What does this tell us about schizophrenia? Klaning et al (1996) cite that it may be due to twins' greater exposure to perinatal complications that they develop later disorders.
Adoption studies... where the adopted subjects environment are matched, the rates of schizophrenia are higher for adoptive children with schizophrenic biological parents compared to adoptive children with non- schizophrenic parents (Kety et al1975) ideally identical twins with schizophrenia raised in different adoptive environments would be the best evidence for genetic causes but obviously these cases are extremely rare.
The genetic causes of schizophrenia Tienari (1991) examined the rate of schizophrenia in Finnish people who had been adopted and whose biological mothers were schizophrenic. As predicted a biological mother with schizophrenia increased the rate of schizophrenic in the adoptees, even if they were adopted by non-schizophrenic families.
Tienari (1991) continued But the schizophrenic genetics revealed itself only if the adopted family was psychologically disturbed in some way. So, vulnerable individual could be protected from schizophrenia if their family of rearing were healthy.
Family studies continued: Heston (1966) compared 47 children of schizophrenic mothers adopted before the age of one month, with 47 children raised in the home of their biological and non-schizophrenic mothers.
Family studies continued: Heston found that many of the children with schizophrenic mothers developed schizophrenia, whereas none of the children from non- schizophrenic mothers developed schizophrenia. This is the same as in the normal population.
Evaluation It seems that heritability is an important component to any medical condition such as CHD, hypertension or diabetes (Lilienfeld 1995). The precise mode of inheritance remains controversial.

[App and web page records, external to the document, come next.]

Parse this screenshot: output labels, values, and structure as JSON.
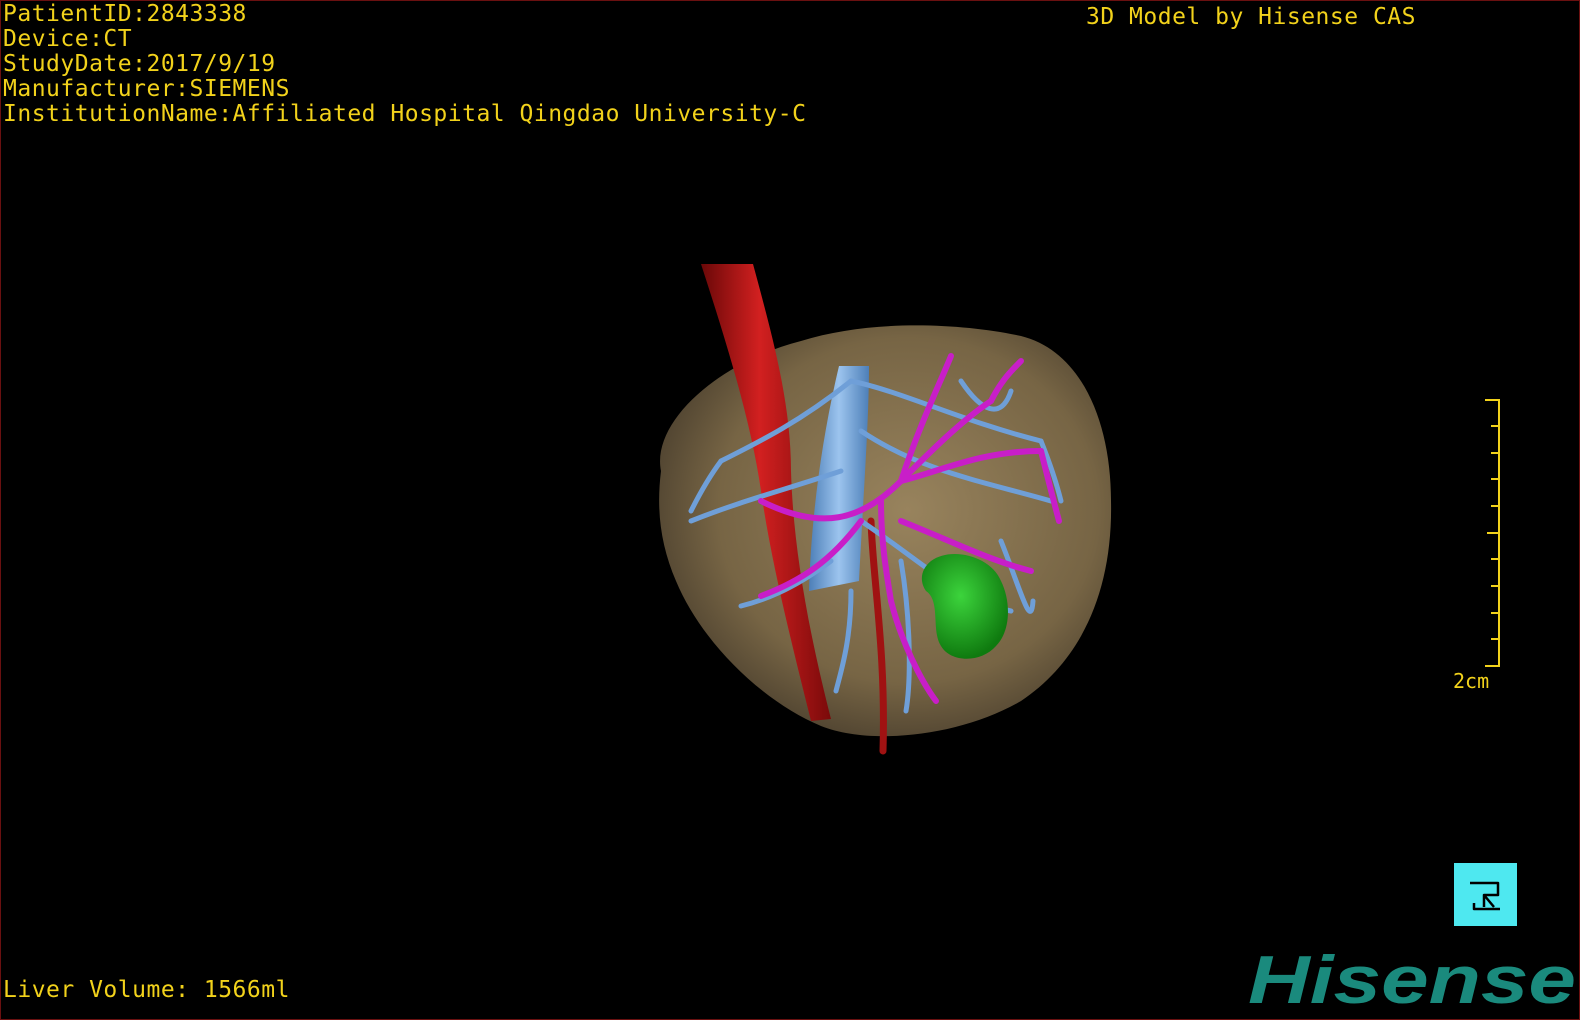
{
  "overlay": {
    "patient_id": "PatientID:2843338",
    "device": "Device:CT",
    "study_date": "StudyDate:2017/9/19",
    "manufacturer": "Manufacturer:SIEMENS",
    "institution": "InstitutionName:Affiliated Hospital Qingdao University-C",
    "watermark": "3D Model by Hisense CAS",
    "liver_volume": "Liver Volume: 1566ml",
    "scale_label": "2cm"
  },
  "brand": {
    "name": "Hisense",
    "color": "#1a8a7d"
  },
  "colors": {
    "background": "#000000",
    "overlay_text": "#f2d21b",
    "liver": "#8a7552",
    "artery": "#b81414",
    "portal_vein": "#6f9fd8",
    "hepatic_vein": "#c81ec8",
    "tumor": "#22b022",
    "orientation_widget": "#4ee8f0"
  },
  "icons": {
    "orientation": "orientation-cube-icon"
  }
}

Evaluation continued The most popular view is the multifactorial (polygenic) model: a number of genes are involved that determine a predisposition which requires environmental factors such as stress to trigger the symptoms. According to Claridge and Davis (2003), the contribution of genetic influences is one of the few certainties about schizophrenia